The boy helped with this next step and it took a little bit of trial and error to figure out the best method. I had read somewhere online that you should flatten a piece of dough with your hands, place it on the husk, top with filling, and then form another piece of dough for the top. We didn't have much luck with this, as it was impossible to keep the filling from seeping out between the two layers.

Don't do it this way!

I have also seen people making tamales by spreading the dough onto the husk with a spatula. This was the method we ended up using--we spread the dough onto about 2/3 of the husk and then put filling on one side of it so that one side would fold over with dough for the top and then the opposite side would fold over the first with no dough. There are good folding instructions here. We also had better luck with the sweet potato filling because it would smoosh down and allow for better folding--the squash filling tended to come out and make a big mess.

After what seemed like hours of folding, we were ready to start steaming these bad boys! I crammed as many as would fit into the top of a steamer pan and left them to their own devices for about 30 minutes.

Having a steam bath.

To round out the meal, I made salsa with homemade tortilla chips and salad.

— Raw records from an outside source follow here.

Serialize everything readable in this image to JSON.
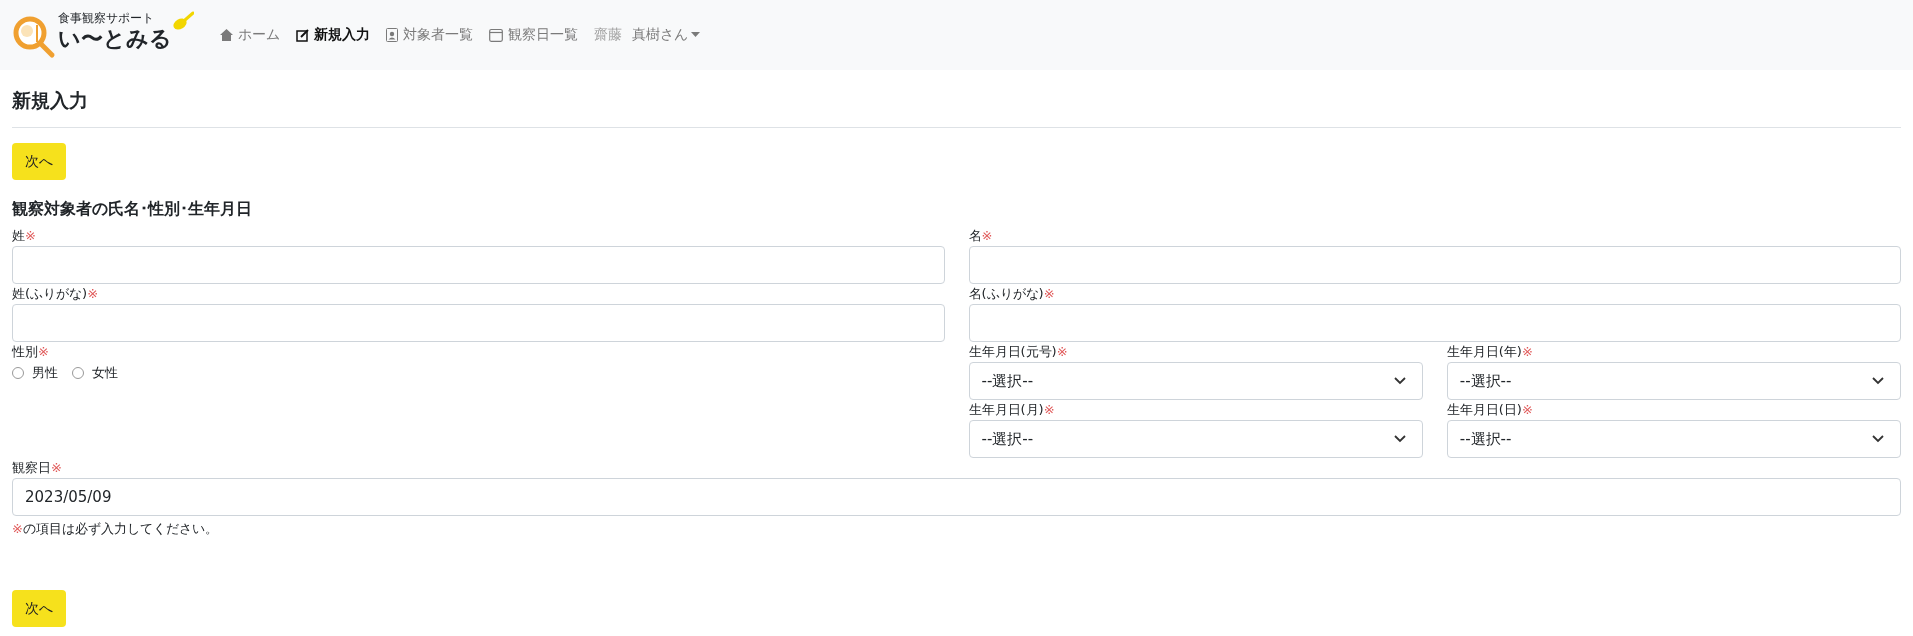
{
  "brand": {
    "tagline": "食事観察サポート",
    "name": "い〜とみる"
  },
  "nav": [
    {
      "kind": "home",
      "label": "ホーム",
      "selected": false
    },
    {
      "kind": "edit",
      "label": "新規入力",
      "selected": true
    },
    {
      "kind": "contact",
      "label": "対象者一覧",
      "selected": false
    },
    {
      "kind": "calendar",
      "label": "観察日一覧",
      "selected": false
    }
  ],
  "user": {
    "surname": "齋藤",
    "name": "真樹さん"
  },
  "page_title": "新規入力",
  "next_button": "次へ",
  "section_title": "観察対象者の氏名･性別･生年月日",
  "name_fields": [
    {
      "label": "姓",
      "mark": "※"
    },
    {
      "label": "名",
      "mark": "※"
    },
    {
      "label": "姓(ふりがな)",
      "mark": "※"
    },
    {
      "label": "名(ふりがな)",
      "mark": "※"
    }
  ],
  "gender": {
    "label": "性別",
    "mark": "※",
    "options": [
      {
        "label": "男性",
        "selected": false
      },
      {
        "label": "女性",
        "selected": false
      }
    ]
  },
  "birth_selects": [
    {
      "label": "生年月日(元号)",
      "mark": "※",
      "value": "--選択--"
    },
    {
      "label": "生年月日(年)",
      "mark": "※",
      "value": "--選択--"
    },
    {
      "label": "生年月日(月)",
      "mark": "※",
      "value": "--選択--"
    },
    {
      "label": "生年月日(日)",
      "mark": "※",
      "value": "--選択--"
    }
  ],
  "observation_date": {
    "label": "観察日",
    "mark": "※",
    "value": "2023/05/09"
  },
  "note": {
    "mark": "※",
    "text": "の項目は必ず入力してください。"
  },
  "bottom_button": "次へ"
}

I'm no salsa expert, but I like to chop the tomatoes, add salt, and let them sit and juice for a few minutes.

Leave us alone, we're juicing!

Then, I added red onion, garlic and cilantro. Lime juice and some jalepeno would have also been good but 1) my limes were bad and 2) my mouth was still on fire from tasting the chipotle sauce, so I left well enough alone. The chips were easy peasy--cut up some flour tortillas and bake in a single layer at 350 until crisp, turning once.

I had originally planned to make a more spanish-inspired salad but, again, I couldn't bear the thought of putting anything else spicy in my mouth so it ended up being a pear, fig, and baby spinach salad with balsamic vinaigrette. The cool pears were the perfect counterpoint to all the spiciness of the tamales. Wanna know my secret for vinaigrette? Good quality balsamic, a dash of olive oil, and two pinches of sugar. So simple and so incredibly delicious!

We especially loved the sweet potato tamales. The sweet offset the insane heat of the sauce, making the whole thing extra yummy. I'm not sure how soon I'll be setting aside an entire day for this process, but at least now I can say I've done it. Plus, I have a freezer full of tamales for the next craving.